(Beginning of Data)

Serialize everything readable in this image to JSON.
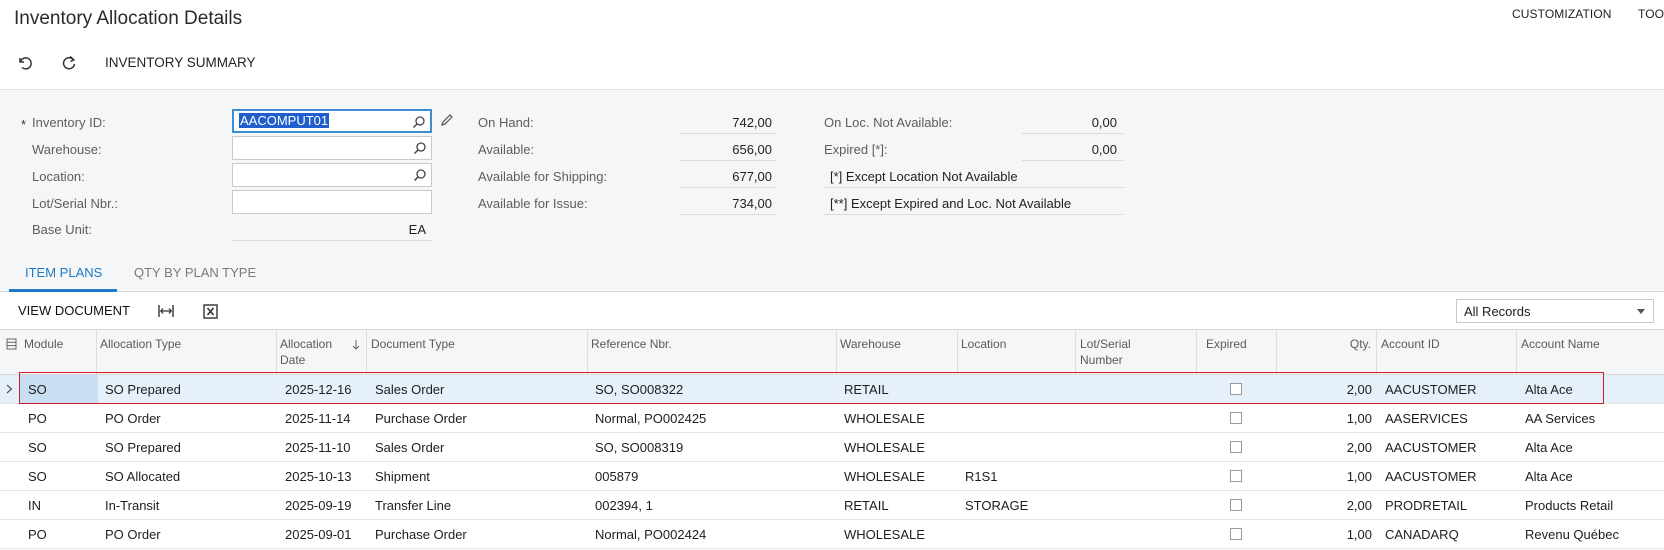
{
  "header": {
    "title": "Inventory Allocation Details",
    "nav": [
      "CUSTOMIZATION",
      "TOO"
    ]
  },
  "toolbar": {
    "undo_icon": "undo-icon",
    "refresh_icon": "refresh-icon",
    "summary_label": "INVENTORY SUMMARY"
  },
  "form": {
    "required_marker": "*",
    "inventory_id_label": "Inventory ID:",
    "inventory_id_value": "AACOMPUT01",
    "warehouse_label": "Warehouse:",
    "warehouse_value": "",
    "location_label": "Location:",
    "location_value": "",
    "lot_label": "Lot/Serial Nbr.:",
    "lot_value": "",
    "base_unit_label": "Base Unit:",
    "base_unit_value": "EA",
    "on_hand_label": "On Hand:",
    "on_hand_value": "742,00",
    "available_label": "Available:",
    "available_value": "656,00",
    "avail_shipping_label": "Available for Shipping:",
    "avail_shipping_value": "677,00",
    "avail_issue_label": "Available for Issue:",
    "avail_issue_value": "734,00",
    "on_loc_na_label": "On Loc. Not Available:",
    "on_loc_na_value": "0,00",
    "expired_label": "Expired [*]:",
    "expired_value": "0,00",
    "note1": "[*]  Except Location Not Available",
    "note2": "[**] Except Expired and  Loc. Not Available"
  },
  "tabs": [
    {
      "label": "ITEM PLANS",
      "active": true
    },
    {
      "label": "QTY BY PLAN TYPE",
      "active": false
    }
  ],
  "grid_toolbar": {
    "view_document": "VIEW DOCUMENT",
    "fit_icon": "fit-columns-icon",
    "export_icon": "excel-export-icon",
    "filter_value": "All Records"
  },
  "grid": {
    "columns": {
      "module": "Module",
      "alloc_type": "Allocation Type",
      "alloc_date": "Allocation Date",
      "alloc_date_line1": "Allocation",
      "alloc_date_line2": "Date",
      "doc_type": "Document Type",
      "ref_nbr": "Reference Nbr.",
      "warehouse": "Warehouse",
      "location": "Location",
      "lot_line1": "Lot/Serial",
      "lot_line2": "Number",
      "expired": "Expired",
      "qty": "Qty.",
      "account_id": "Account ID",
      "account_name": "Account Name"
    },
    "rows": [
      {
        "module": "SO",
        "alloc_type": "SO Prepared",
        "date": "2025-12-16",
        "doc_type": "Sales Order",
        "ref": "SO, SO008322",
        "warehouse": "RETAIL",
        "location": "",
        "qty": "2,00",
        "account_id": "AACUSTOMER",
        "account_name": "Alta Ace"
      },
      {
        "module": "PO",
        "alloc_type": "PO Order",
        "date": "2025-11-14",
        "doc_type": "Purchase Order",
        "ref": "Normal, PO002425",
        "warehouse": "WHOLESALE",
        "location": "",
        "qty": "1,00",
        "account_id": "AASERVICES",
        "account_name": "AA Services"
      },
      {
        "module": "SO",
        "alloc_type": "SO Prepared",
        "date": "2025-11-10",
        "doc_type": "Sales Order",
        "ref": "SO, SO008319",
        "warehouse": "WHOLESALE",
        "location": "",
        "qty": "2,00",
        "account_id": "AACUSTOMER",
        "account_name": "Alta Ace"
      },
      {
        "module": "SO",
        "alloc_type": "SO Allocated",
        "date": "2025-10-13",
        "doc_type": "Shipment",
        "ref": "005879",
        "warehouse": "WHOLESALE",
        "location": "R1S1",
        "qty": "1,00",
        "account_id": "AACUSTOMER",
        "account_name": "Alta Ace"
      },
      {
        "module": "IN",
        "alloc_type": "In-Transit",
        "date": "2025-09-19",
        "doc_type": "Transfer Line",
        "ref": "002394, 1",
        "warehouse": "RETAIL",
        "location": "STORAGE",
        "qty": "2,00",
        "account_id": "PRODRETAIL",
        "account_name": "Products Retail"
      },
      {
        "module": "PO",
        "alloc_type": "PO Order",
        "date": "2025-09-01",
        "doc_type": "Purchase Order",
        "ref": "Normal, PO002424",
        "warehouse": "WHOLESALE",
        "location": "",
        "qty": "1,00",
        "account_id": "CANADARQ",
        "account_name": "Revenu Québec"
      }
    ]
  },
  "colors": {
    "accent": "#1c7ac7",
    "selection_border": "#d11c2a",
    "selected_row": "#e5f0fa"
  }
}
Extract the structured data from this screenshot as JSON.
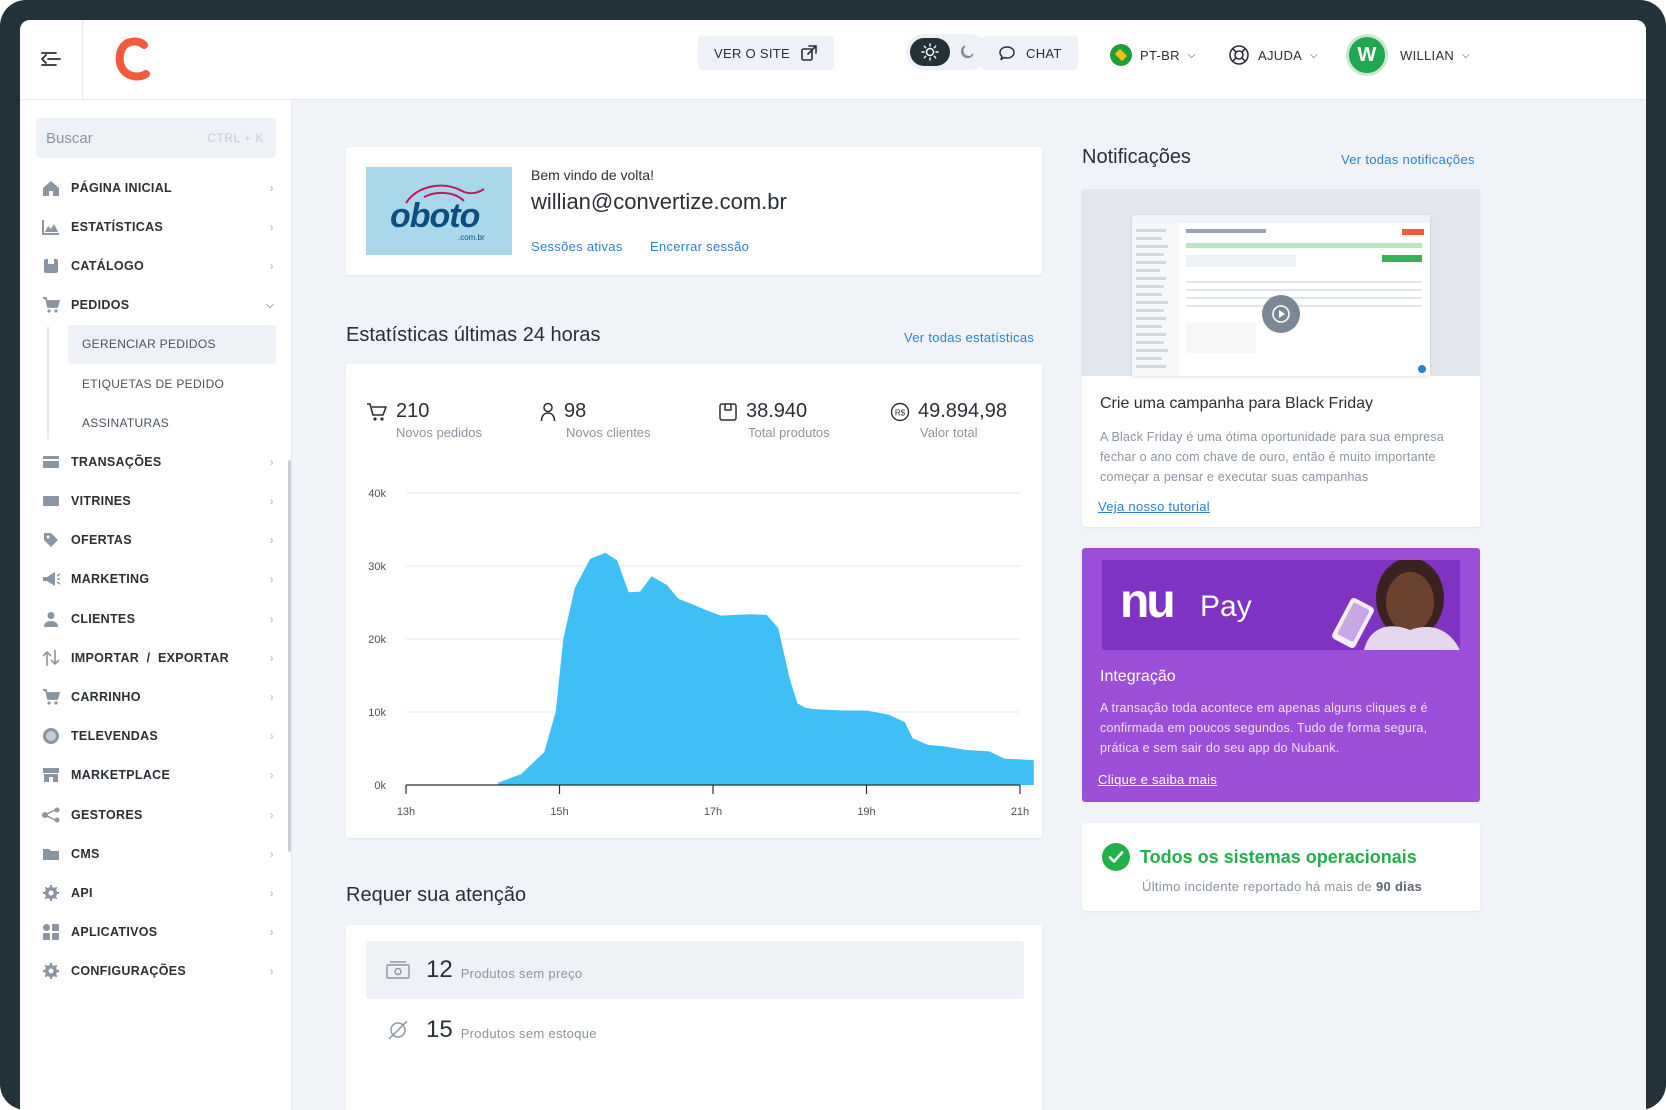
{
  "topbar": {
    "ver_site": "VER O SITE",
    "chat": "CHAT",
    "language": "PT-BR",
    "ajuda": "AJUDA",
    "avatar_initial": "W",
    "user": "WILLIAN"
  },
  "sidebar": {
    "search_placeholder": "Buscar",
    "search_shortcut": "CTRL + K",
    "items": [
      {
        "label": "PÁGINA INICIAL",
        "icon": "home-icon"
      },
      {
        "label": "ESTATÍSTICAS",
        "icon": "chart-icon"
      },
      {
        "label": "CATÁLOGO",
        "icon": "catalog-icon"
      },
      {
        "label": "PEDIDOS",
        "icon": "cart-icon"
      },
      {
        "label": "TRANSAÇÕES",
        "icon": "transactions-icon"
      },
      {
        "label": "VITRINES",
        "icon": "showcase-icon"
      },
      {
        "label": "OFERTAS",
        "icon": "tag-icon"
      },
      {
        "label": "MARKETING",
        "icon": "megaphone-icon"
      },
      {
        "label": "CLIENTES",
        "icon": "user-icon"
      },
      {
        "label": "IMPORTAR  /  EXPORTAR",
        "icon": "import-export-icon"
      },
      {
        "label": "CARRINHO",
        "icon": "cart-icon"
      },
      {
        "label": "TELEVENDAS",
        "icon": "headset-icon"
      },
      {
        "label": "MARKETPLACE",
        "icon": "store-icon"
      },
      {
        "label": "GESTORES",
        "icon": "share-icon"
      },
      {
        "label": "CMS",
        "icon": "folder-icon"
      },
      {
        "label": "API",
        "icon": "gear-code-icon"
      },
      {
        "label": "APLICATIVOS",
        "icon": "apps-icon"
      },
      {
        "label": "CONFIGURAÇÕES",
        "icon": "gear-icon"
      }
    ],
    "pedidos_sub": [
      "GERENCIAR PEDIDOS",
      "ETIQUETAS DE PEDIDO",
      "ASSINATURAS"
    ]
  },
  "welcome": {
    "brand_logo_text": "oboto",
    "brand_logo_sub": ".com.br",
    "greeting": "Bem vindo de volta!",
    "email": "willian@convertize.com.br",
    "sessions_link": "Sessões ativas",
    "logout_link": "Encerrar sessão"
  },
  "stats": {
    "title": "Estatísticas últimas 24 horas",
    "all_link": "Ver todas estatísticas",
    "items": [
      {
        "value": "210",
        "caption": "Novos pedidos",
        "icon": "cart-icon"
      },
      {
        "value": "98",
        "caption": "Novos clientes",
        "icon": "user-icon"
      },
      {
        "value": "38.940",
        "caption": "Total produtos",
        "icon": "box-icon"
      },
      {
        "value": "49.894,98",
        "caption": "Valor total",
        "icon": "currency-icon"
      }
    ]
  },
  "chart_data": {
    "type": "area",
    "x": [
      14.2,
      14.5,
      14.8,
      14.95,
      15.05,
      15.2,
      15.4,
      15.6,
      15.75,
      15.9,
      16.05,
      16.2,
      16.4,
      16.55,
      16.7,
      16.9,
      17.1,
      17.3,
      17.5,
      17.7,
      17.85,
      18.0,
      18.1,
      18.2,
      18.3,
      18.5,
      18.7,
      19.0,
      19.3,
      19.5,
      19.6,
      19.8,
      20.0,
      20.3,
      20.6,
      20.8,
      21.0,
      21.18
    ],
    "y": [
      300,
      1500,
      4500,
      10000,
      20000,
      27000,
      31000,
      31800,
      30800,
      26400,
      26500,
      28600,
      27400,
      25500,
      24900,
      24000,
      23200,
      23300,
      23400,
      23300,
      21500,
      14500,
      11200,
      10600,
      10400,
      10300,
      10200,
      10200,
      9600,
      8600,
      6400,
      5500,
      5300,
      4800,
      4600,
      3600,
      3500,
      3400
    ],
    "xticks": [
      "13h",
      "15h",
      "17h",
      "19h",
      "21h"
    ],
    "yticks": [
      "0k",
      "10k",
      "20k",
      "30k",
      "40k"
    ],
    "xlim": [
      13,
      21
    ],
    "ylim": [
      0,
      40000
    ],
    "grid": true,
    "color": "#3ec0f7"
  },
  "attention": {
    "title": "Requer sua atenção",
    "items": [
      {
        "value": "12",
        "label": "Produtos sem preço",
        "icon": "money-icon"
      },
      {
        "value": "15",
        "label": "Produtos sem estoque",
        "icon": "empty-set-icon"
      }
    ]
  },
  "notifications": {
    "title": "Notificações",
    "all_link": "Ver todas notificações",
    "campaign": {
      "title": "Crie uma campanha para Black Friday",
      "text": "A Black Friday é uma ótima oportunidade para sua empresa fechar o ano com chave de ouro, então é muito importante começar a pensar e executar suas campanhas",
      "link": "Veja nosso tutorial"
    },
    "nubank": {
      "brand": "nu",
      "brand_pay": "Pay",
      "title": "Integração",
      "text": "A transação toda acontece em apenas alguns cliques e é confirmada em poucos segundos. Tudo de forma segura, prática e sem sair do seu app do Nubank.",
      "link": "Clique e saiba mais"
    },
    "status": {
      "title": "Todos os sistemas operacionais",
      "text_prefix": "Último incidente reportado há mais de ",
      "text_strong": "90 dias"
    }
  },
  "colors": {
    "accent_link": "#2f7fd1",
    "chart_fill": "#3ec0f7",
    "status_green": "#22b04b",
    "nubank_purple": "#9b4fd8",
    "logo_red": "#f15a3a"
  }
}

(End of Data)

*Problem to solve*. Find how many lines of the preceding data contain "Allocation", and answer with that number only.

*Output below*. 4